**Instructions for the task**
Every line of the entries with the word "this" in it should be shown.
:: Information given ::
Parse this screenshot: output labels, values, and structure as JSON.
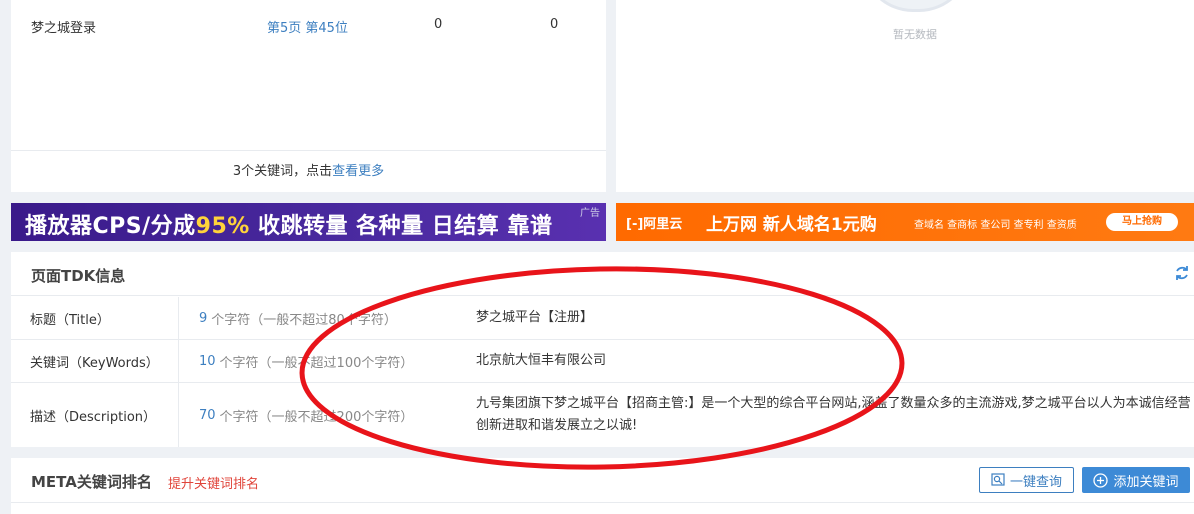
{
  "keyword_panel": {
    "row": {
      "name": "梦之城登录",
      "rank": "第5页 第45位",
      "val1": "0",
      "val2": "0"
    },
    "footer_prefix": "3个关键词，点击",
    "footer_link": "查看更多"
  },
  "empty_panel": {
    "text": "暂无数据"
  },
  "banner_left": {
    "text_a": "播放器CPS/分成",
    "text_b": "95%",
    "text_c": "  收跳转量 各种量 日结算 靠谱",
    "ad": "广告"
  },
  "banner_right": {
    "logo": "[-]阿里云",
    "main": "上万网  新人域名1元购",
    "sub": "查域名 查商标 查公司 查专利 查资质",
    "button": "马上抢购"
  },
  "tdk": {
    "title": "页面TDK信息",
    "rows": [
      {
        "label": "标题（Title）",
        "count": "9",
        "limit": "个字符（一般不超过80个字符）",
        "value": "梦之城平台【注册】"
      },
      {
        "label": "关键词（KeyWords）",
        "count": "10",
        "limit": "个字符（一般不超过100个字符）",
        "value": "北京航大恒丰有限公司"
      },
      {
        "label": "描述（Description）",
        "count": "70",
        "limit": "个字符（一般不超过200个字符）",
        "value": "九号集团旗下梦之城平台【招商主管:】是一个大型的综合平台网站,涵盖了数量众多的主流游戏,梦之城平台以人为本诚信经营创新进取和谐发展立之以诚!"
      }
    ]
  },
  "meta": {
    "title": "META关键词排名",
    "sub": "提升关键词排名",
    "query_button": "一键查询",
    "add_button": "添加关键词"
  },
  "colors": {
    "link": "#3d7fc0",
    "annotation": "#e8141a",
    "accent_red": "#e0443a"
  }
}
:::
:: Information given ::
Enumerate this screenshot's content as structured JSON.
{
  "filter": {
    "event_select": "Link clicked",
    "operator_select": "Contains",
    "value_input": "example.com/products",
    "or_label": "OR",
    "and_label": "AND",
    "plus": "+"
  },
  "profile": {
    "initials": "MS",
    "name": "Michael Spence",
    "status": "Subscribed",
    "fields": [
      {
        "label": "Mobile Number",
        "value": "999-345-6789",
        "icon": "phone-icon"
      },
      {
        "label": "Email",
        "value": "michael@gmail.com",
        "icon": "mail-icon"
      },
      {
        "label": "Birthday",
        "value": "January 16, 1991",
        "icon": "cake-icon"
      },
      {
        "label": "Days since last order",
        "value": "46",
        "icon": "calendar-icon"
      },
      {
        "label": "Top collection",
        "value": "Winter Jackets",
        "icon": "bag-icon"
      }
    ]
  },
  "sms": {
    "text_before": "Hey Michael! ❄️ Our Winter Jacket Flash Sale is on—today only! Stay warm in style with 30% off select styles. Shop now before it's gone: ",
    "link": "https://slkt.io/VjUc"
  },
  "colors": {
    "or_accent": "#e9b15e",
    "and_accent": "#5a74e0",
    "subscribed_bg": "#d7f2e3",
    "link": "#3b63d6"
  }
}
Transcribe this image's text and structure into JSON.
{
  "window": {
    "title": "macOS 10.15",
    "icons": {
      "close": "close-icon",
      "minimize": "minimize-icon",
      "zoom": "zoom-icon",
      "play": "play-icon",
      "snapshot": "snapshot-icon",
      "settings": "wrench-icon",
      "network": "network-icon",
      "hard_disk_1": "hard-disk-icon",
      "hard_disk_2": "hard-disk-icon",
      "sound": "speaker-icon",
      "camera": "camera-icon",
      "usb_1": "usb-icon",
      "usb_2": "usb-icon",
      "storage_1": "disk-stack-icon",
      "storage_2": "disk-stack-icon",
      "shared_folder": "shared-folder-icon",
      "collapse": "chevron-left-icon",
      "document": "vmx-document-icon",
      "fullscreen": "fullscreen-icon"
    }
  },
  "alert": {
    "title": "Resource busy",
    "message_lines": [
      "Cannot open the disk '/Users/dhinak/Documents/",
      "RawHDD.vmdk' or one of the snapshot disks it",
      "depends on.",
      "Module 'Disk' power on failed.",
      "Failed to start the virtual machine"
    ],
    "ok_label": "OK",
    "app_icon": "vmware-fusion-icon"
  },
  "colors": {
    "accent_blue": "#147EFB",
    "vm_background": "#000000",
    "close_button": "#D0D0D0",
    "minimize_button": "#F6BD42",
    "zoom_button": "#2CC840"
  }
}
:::
**Task result**
Parse this screenshot: output labels, values, and structure as JSON.
Enumerate this screenshot's content as structured JSON.
Transcribe this image's text and structure into JSON.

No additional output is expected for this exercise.